The CFPB urged financial institutions on Tuesday to publicly disclose any agreements with institutions of higher education related to marketing of financial products to students.
“Students and their families should know if their school, whether well-intentioned or not, is being compensated to encourage students to use a specific account or card product,” CFPB Director Richard Cordray said. “When financial institutions secretly give kickbacks to schools, they are engaging in risky practices.”
In 2008, Congress passed a bill that requires colleges and universities to disclose lender arrangements with student loan providers and to implement a code of conduct for financial aid officers. In 2009, Congress passed the CARD Act, which requires issuers to disclose the terms and conditions of college credit card agreements to the CFPB.
The announcement follows the release of the CFPB’s annual report on college credit card agreements that found that the number of agreements fell by 41 percent between 2009 and 2012. The amount paid to universities and colleges by credit card issuers also declined by 40 percent to reach $50.4 million.

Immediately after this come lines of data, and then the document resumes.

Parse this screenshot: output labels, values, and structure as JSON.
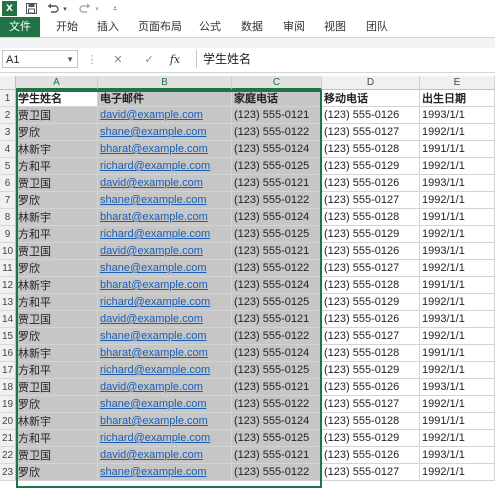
{
  "title_bar": {
    "app_icon_label": "X",
    "save_icon": "save-icon",
    "undo_icon": "undo-icon",
    "redo_icon": "redo-icon"
  },
  "ribbon": {
    "tabs": [
      "文件",
      "开始",
      "插入",
      "页面布局",
      "公式",
      "数据",
      "审阅",
      "视图",
      "团队"
    ]
  },
  "formula_bar": {
    "name_box": "A1",
    "fx_label": "fx",
    "value": "学生姓名"
  },
  "columns": [
    "A",
    "B",
    "C",
    "D",
    "E"
  ],
  "header_row": [
    "学生姓名",
    "电子邮件",
    "家庭电话",
    "移动电话",
    "出生日期"
  ],
  "rows": [
    [
      "贾卫国",
      "david@example.com",
      "(123) 555-0121",
      "(123) 555-0126",
      "1993/1/1"
    ],
    [
      "罗欣",
      "shane@example.com",
      "(123) 555-0122",
      "(123) 555-0127",
      "1992/1/1"
    ],
    [
      "林新宇",
      "bharat@example.com",
      "(123) 555-0124",
      "(123) 555-0128",
      "1991/1/1"
    ],
    [
      "方和平",
      "richard@example.com",
      "(123) 555-0125",
      "(123) 555-0129",
      "1992/1/1"
    ],
    [
      "贾卫国",
      "david@example.com",
      "(123) 555-0121",
      "(123) 555-0126",
      "1993/1/1"
    ],
    [
      "罗欣",
      "shane@example.com",
      "(123) 555-0122",
      "(123) 555-0127",
      "1992/1/1"
    ],
    [
      "林新宇",
      "bharat@example.com",
      "(123) 555-0124",
      "(123) 555-0128",
      "1991/1/1"
    ],
    [
      "方和平",
      "richard@example.com",
      "(123) 555-0125",
      "(123) 555-0129",
      "1992/1/1"
    ],
    [
      "贾卫国",
      "david@example.com",
      "(123) 555-0121",
      "(123) 555-0126",
      "1993/1/1"
    ],
    [
      "罗欣",
      "shane@example.com",
      "(123) 555-0122",
      "(123) 555-0127",
      "1992/1/1"
    ],
    [
      "林新宇",
      "bharat@example.com",
      "(123) 555-0124",
      "(123) 555-0128",
      "1991/1/1"
    ],
    [
      "方和平",
      "richard@example.com",
      "(123) 555-0125",
      "(123) 555-0129",
      "1992/1/1"
    ],
    [
      "贾卫国",
      "david@example.com",
      "(123) 555-0121",
      "(123) 555-0126",
      "1993/1/1"
    ],
    [
      "罗欣",
      "shane@example.com",
      "(123) 555-0122",
      "(123) 555-0127",
      "1992/1/1"
    ],
    [
      "林新宇",
      "bharat@example.com",
      "(123) 555-0124",
      "(123) 555-0128",
      "1991/1/1"
    ],
    [
      "方和平",
      "richard@example.com",
      "(123) 555-0125",
      "(123) 555-0129",
      "1992/1/1"
    ],
    [
      "贾卫国",
      "david@example.com",
      "(123) 555-0121",
      "(123) 555-0126",
      "1993/1/1"
    ],
    [
      "罗欣",
      "shane@example.com",
      "(123) 555-0122",
      "(123) 555-0127",
      "1992/1/1"
    ],
    [
      "林新宇",
      "bharat@example.com",
      "(123) 555-0124",
      "(123) 555-0128",
      "1991/1/1"
    ],
    [
      "方和平",
      "richard@example.com",
      "(123) 555-0125",
      "(123) 555-0129",
      "1992/1/1"
    ],
    [
      "贾卫国",
      "david@example.com",
      "(123) 555-0121",
      "(123) 555-0126",
      "1993/1/1"
    ],
    [
      "罗欣",
      "shane@example.com",
      "(123) 555-0122",
      "(123) 555-0127",
      "1992/1/1"
    ]
  ],
  "colors": {
    "accent": "#217346",
    "selection": "#c6c6c6",
    "link": "#1a5fb4"
  }
}
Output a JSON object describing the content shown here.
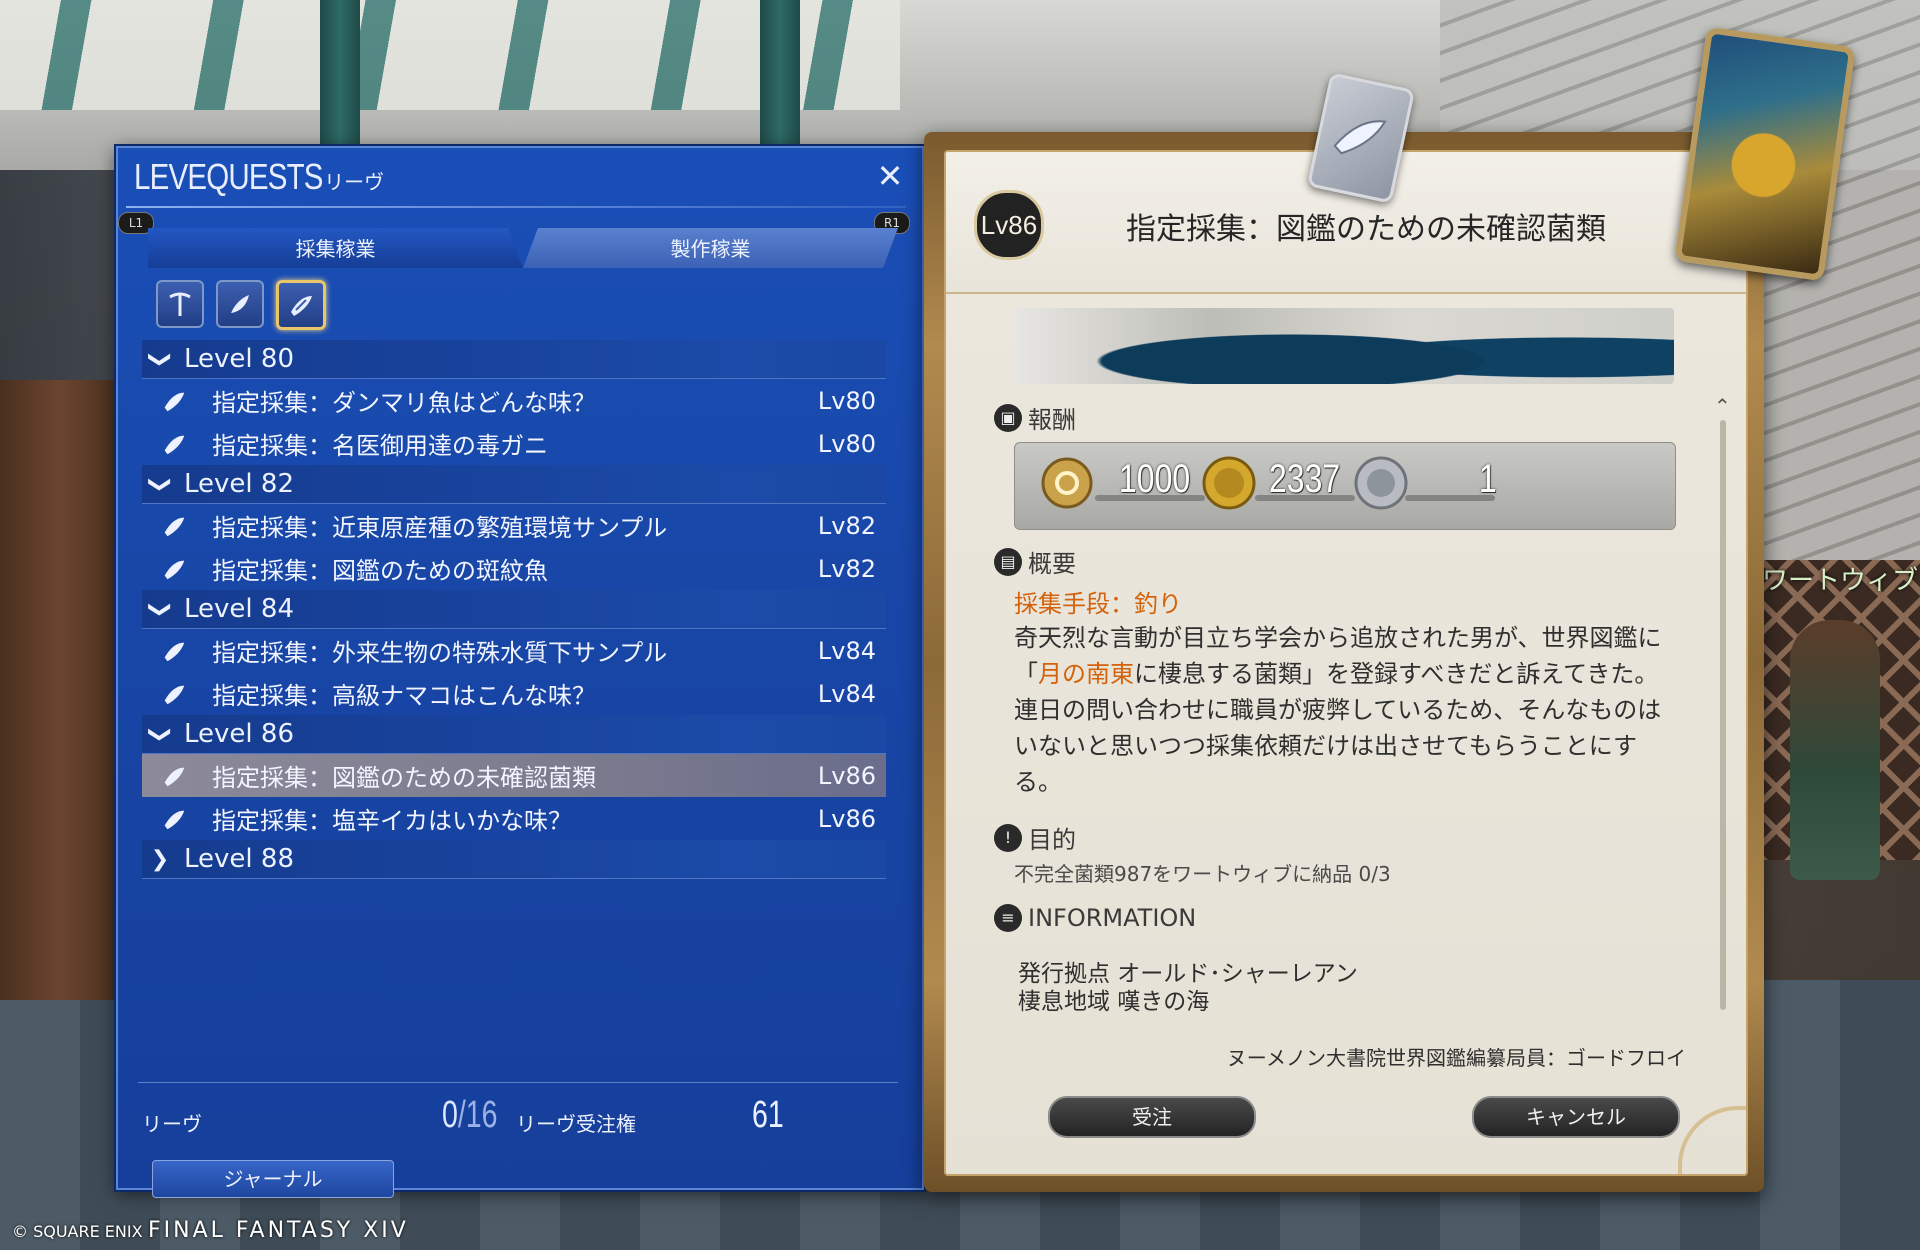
{
  "window": {
    "title": "LEVEQUESTS",
    "subtitle": "リーヴ",
    "close_glyph": "✕",
    "l1_label": "L1",
    "r1_label": "R1"
  },
  "tabs": [
    {
      "label": "採集稼業",
      "active": true
    },
    {
      "label": "製作稼業",
      "active": false
    }
  ],
  "filters": [
    {
      "icon": "pickaxe-icon",
      "selected": false
    },
    {
      "icon": "sickle-icon",
      "selected": false
    },
    {
      "icon": "fishing-icon",
      "selected": true
    }
  ],
  "groups": [
    {
      "label": "Level 80",
      "expanded": true,
      "quests": [
        {
          "name": "指定採集：ダンマリ魚はどんな味？",
          "level": "Lv80"
        },
        {
          "name": "指定採集：名医御用達の毒ガニ",
          "level": "Lv80"
        }
      ]
    },
    {
      "label": "Level 82",
      "expanded": true,
      "quests": [
        {
          "name": "指定採集：近東原産種の繁殖環境サンプル",
          "level": "Lv82"
        },
        {
          "name": "指定採集：図鑑のための斑紋魚",
          "level": "Lv82"
        }
      ]
    },
    {
      "label": "Level 84",
      "expanded": true,
      "quests": [
        {
          "name": "指定採集：外来生物の特殊水質下サンプル",
          "level": "Lv84"
        },
        {
          "name": "指定採集：高級ナマコはこんな味？",
          "level": "Lv84"
        }
      ]
    },
    {
      "label": "Level 86",
      "expanded": true,
      "quests": [
        {
          "name": "指定採集：図鑑のための未確認菌類",
          "level": "Lv86",
          "selected": true
        },
        {
          "name": "指定採集：塩辛イカはいかな味？",
          "level": "Lv86"
        }
      ]
    },
    {
      "label": "Level 88",
      "expanded": false,
      "quests": []
    }
  ],
  "footer": {
    "leves_label": "リーヴ",
    "leves_current": "0",
    "leves_max": "16",
    "allowances_label": "リーヴ受注権",
    "allowances": "61",
    "journal_label": "ジャーナル"
  },
  "detail": {
    "level_badge": "Lv86",
    "title": "指定採集：図鑑のための未確認菌類",
    "rewards_heading": "報酬",
    "rewards": [
      {
        "icon": "exp-icon",
        "value": "1000"
      },
      {
        "icon": "gil-icon",
        "value": "2337"
      },
      {
        "icon": "seal-icon",
        "value": "1"
      }
    ],
    "summary_heading": "概要",
    "method": "採集手段：釣り",
    "desc_line1": "奇天烈な言動が目立ち学会から追放された男が、世界図鑑に",
    "desc_line2_pre": "「",
    "desc_line2_hl": "月の南東",
    "desc_line2_post": "に棲息する菌類」を登録すべきだと訴えてきた。",
    "desc_line3": "連日の問い合わせに職員が疲弊しているため、そんなものは",
    "desc_line4": "いないと思いつつ採集依頼だけは出させてもらうことにす",
    "desc_line5": "る。",
    "objective_heading": "目的",
    "objective": "不完全菌類987をワートウィブに納品 0/3",
    "info_heading": "INFORMATION",
    "info_issued": "発行拠点 オールド･シャーレアン",
    "info_habitat": "棲息地域 嘆きの海",
    "issuer": "ヌーメノン大書院世界図鑑編纂局員：ゴードフロイ",
    "accept_label": "受注",
    "cancel_label": "キャンセル"
  },
  "scene": {
    "npc_name": "ワートウィブ",
    "copyright": "© SQUARE ENIX",
    "logo": "FINAL FANTASY XIV"
  }
}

Another survey, conducted by the agency in 2012, showed the majority of college debit card arrangements are readily available to the public, though consumers may be required to file a formal request to see the agreements.